* [WHAT YOU SHOULD DO]
Without the pictures, set down every line of the data exactly.

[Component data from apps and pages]
++++++++++

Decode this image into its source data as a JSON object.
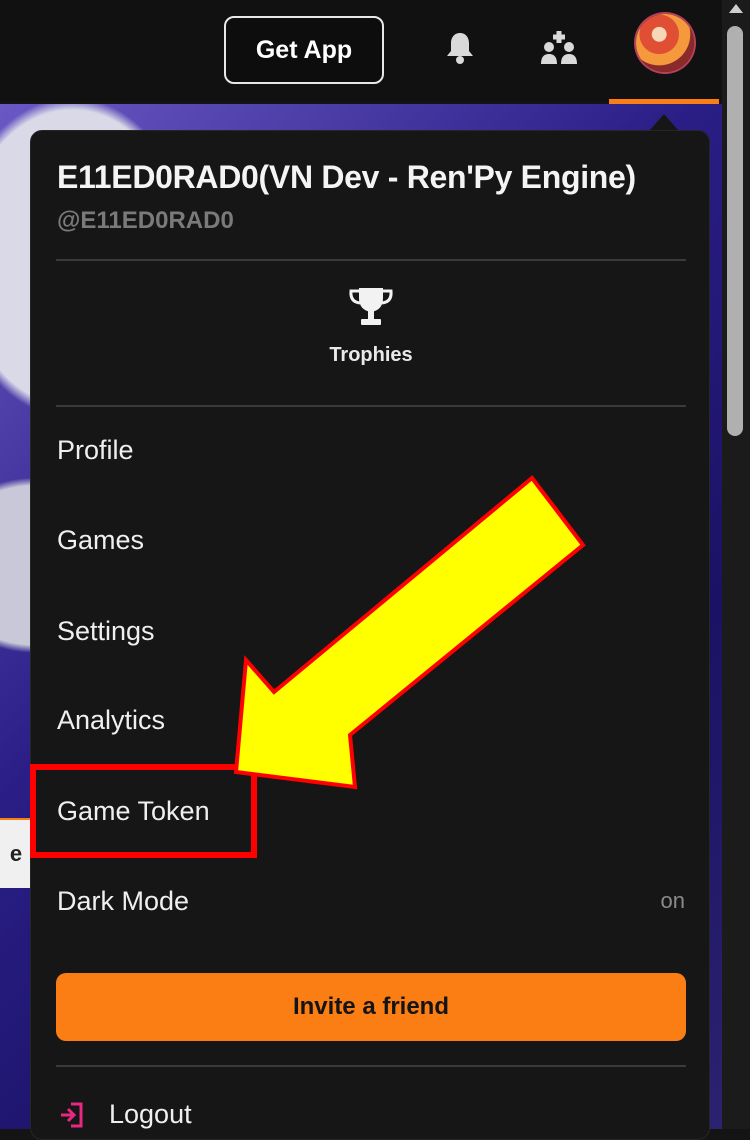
{
  "topbar": {
    "get_app_label": "Get App",
    "bell_icon": "bell-icon",
    "people_icon": "people-icon",
    "accent_color": "#fa7e14"
  },
  "menu": {
    "user_name": "E11ED0RAD0(VN Dev - Ren'Py Engine)",
    "user_handle": "@E11ED0RAD0",
    "trophies_label": "Trophies",
    "items": [
      "Profile",
      "Games",
      "Settings",
      "Analytics",
      "Game Token"
    ],
    "dark_mode_label": "Dark Mode",
    "dark_mode_value": "on",
    "invite_label": "Invite a friend",
    "logout_label": "Logout"
  },
  "background": {
    "partial_label": "e"
  },
  "annotation": {
    "highlighted_item": "Game Token",
    "arrow_color": "#ffff00",
    "outline_color": "#ff0000"
  }
}
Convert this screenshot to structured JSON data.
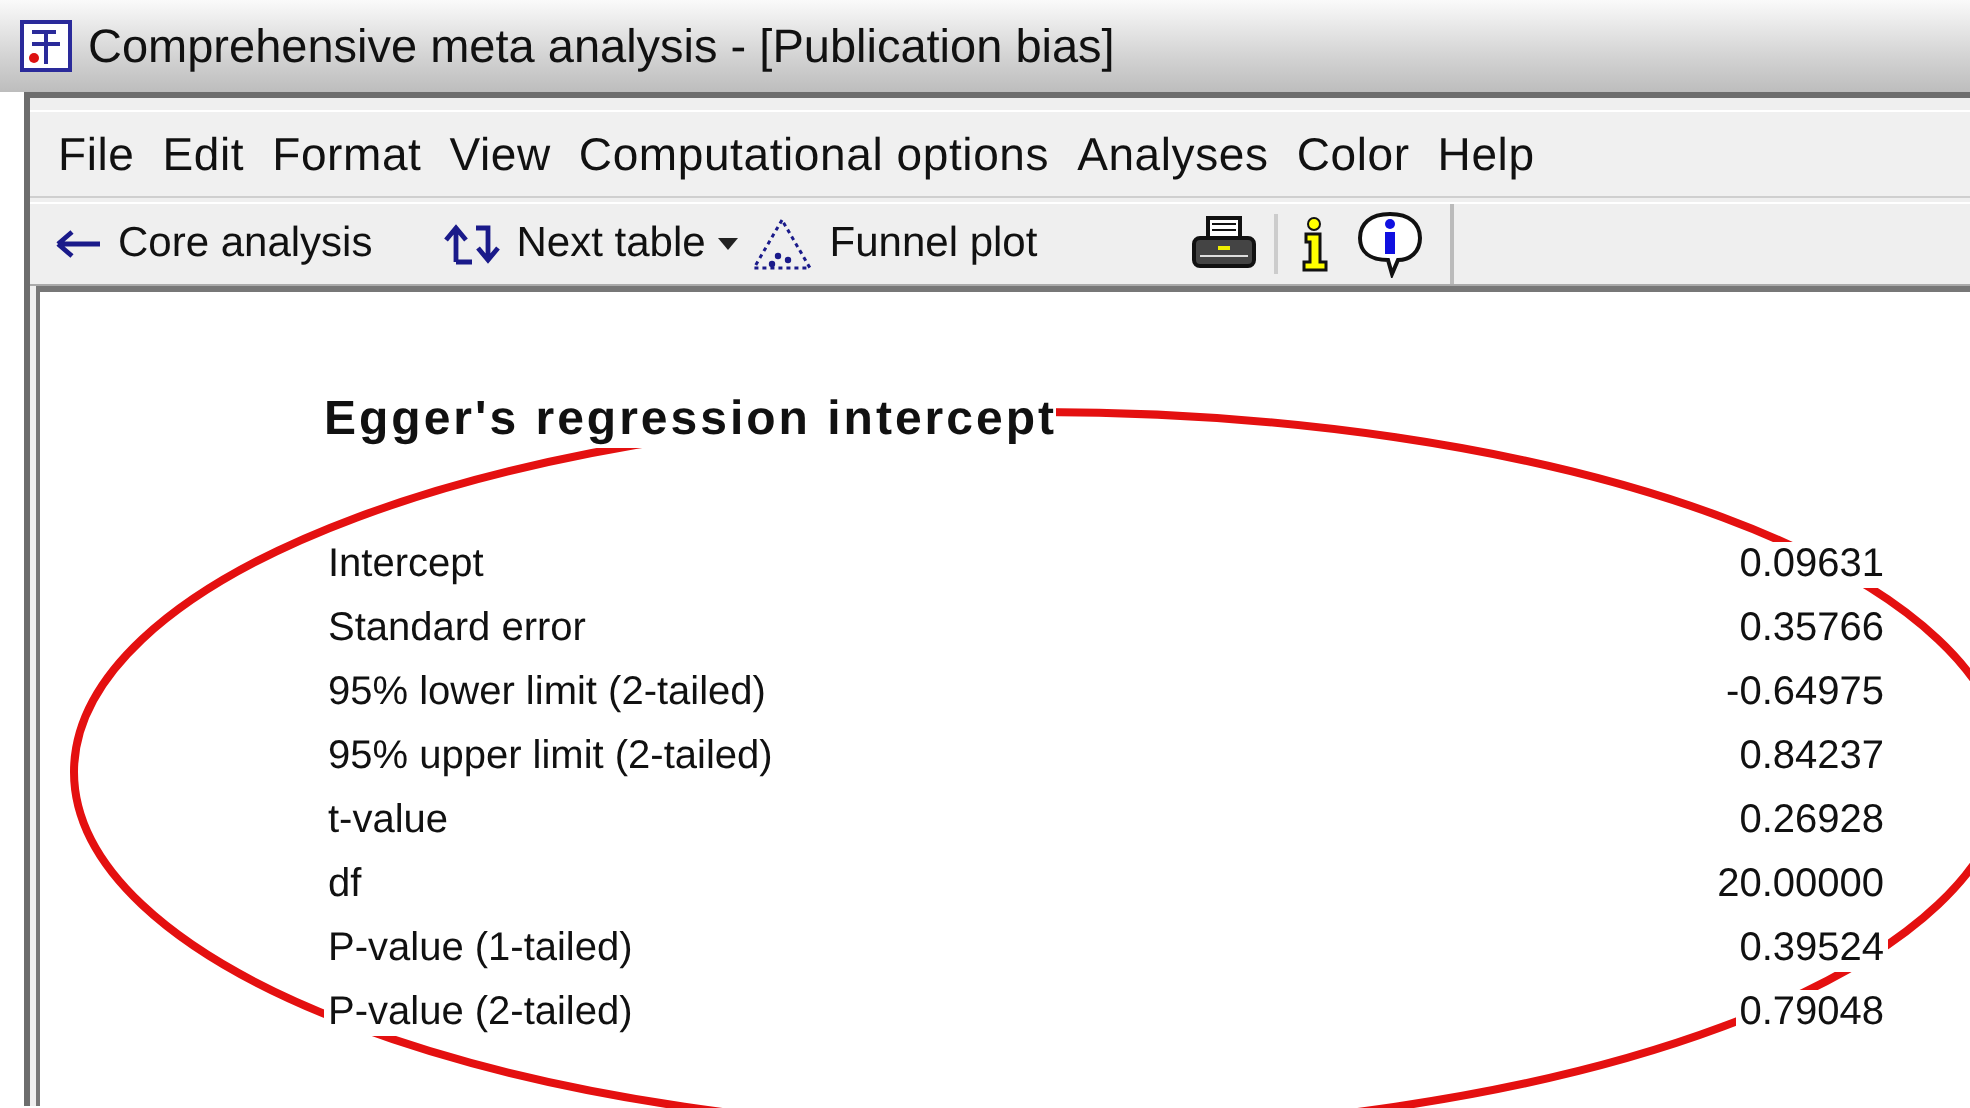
{
  "window": {
    "title": "Comprehensive meta analysis - [Publication bias]"
  },
  "menu": [
    "File",
    "Edit",
    "Format",
    "View",
    "Computational options",
    "Analyses",
    "Color",
    "Help"
  ],
  "toolbar": [
    {
      "kind": "back",
      "label": "Core analysis"
    },
    {
      "kind": "next",
      "label": "Next table"
    },
    {
      "kind": "funnel",
      "label": "Funnel plot"
    }
  ],
  "report": {
    "heading": "Egger's regression intercept",
    "rows": [
      {
        "label": "Intercept",
        "value": "0.09631"
      },
      {
        "label": "Standard error",
        "value": "0.35766"
      },
      {
        "label": "95% lower limit (2-tailed)",
        "value": "-0.64975"
      },
      {
        "label": "95% upper limit (2-tailed)",
        "value": "0.84237"
      },
      {
        "label": "t-value",
        "value": "0.26928"
      },
      {
        "label": "df",
        "value": "20.00000"
      },
      {
        "label": "P-value (1-tailed)",
        "value": "0.39524"
      },
      {
        "label": "P-value (2-tailed)",
        "value": "0.79048"
      }
    ]
  }
}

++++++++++

* [RESPONSE AREA]
Decode this image into its source data as a JSON object.
{
  "topbar": {
    "get_app_label": "Get App",
    "bell_icon": "bell-icon",
    "people_icon": "people-icon",
    "accent_color": "#fa7e14"
  },
  "menu": {
    "user_name": "E11ED0RAD0(VN Dev - Ren'Py Engine)",
    "user_handle": "@E11ED0RAD0",
    "trophies_label": "Trophies",
    "items": [
      "Profile",
      "Games",
      "Settings",
      "Analytics",
      "Game Token"
    ],
    "dark_mode_label": "Dark Mode",
    "dark_mode_value": "on",
    "invite_label": "Invite a friend",
    "logout_label": "Logout"
  },
  "background": {
    "partial_label": "e"
  },
  "annotation": {
    "highlighted_item": "Game Token",
    "arrow_color": "#ffff00",
    "outline_color": "#ff0000"
  }
}
Convert this screenshot to structured JSON data.
{
  "window": {
    "title": "Comprehensive meta analysis - [Publication bias]"
  },
  "menu": [
    "File",
    "Edit",
    "Format",
    "View",
    "Computational options",
    "Analyses",
    "Color",
    "Help"
  ],
  "toolbar": [
    {
      "kind": "back",
      "label": "Core analysis"
    },
    {
      "kind": "next",
      "label": "Next table"
    },
    {
      "kind": "funnel",
      "label": "Funnel plot"
    }
  ],
  "report": {
    "heading": "Egger's regression intercept",
    "rows": [
      {
        "label": "Intercept",
        "value": "0.09631"
      },
      {
        "label": "Standard error",
        "value": "0.35766"
      },
      {
        "label": "95% lower limit (2-tailed)",
        "value": "-0.64975"
      },
      {
        "label": "95% upper limit (2-tailed)",
        "value": "0.84237"
      },
      {
        "label": "t-value",
        "value": "0.26928"
      },
      {
        "label": "df",
        "value": "20.00000"
      },
      {
        "label": "P-value (1-tailed)",
        "value": "0.39524"
      },
      {
        "label": "P-value (2-tailed)",
        "value": "0.79048"
      }
    ]
  }
}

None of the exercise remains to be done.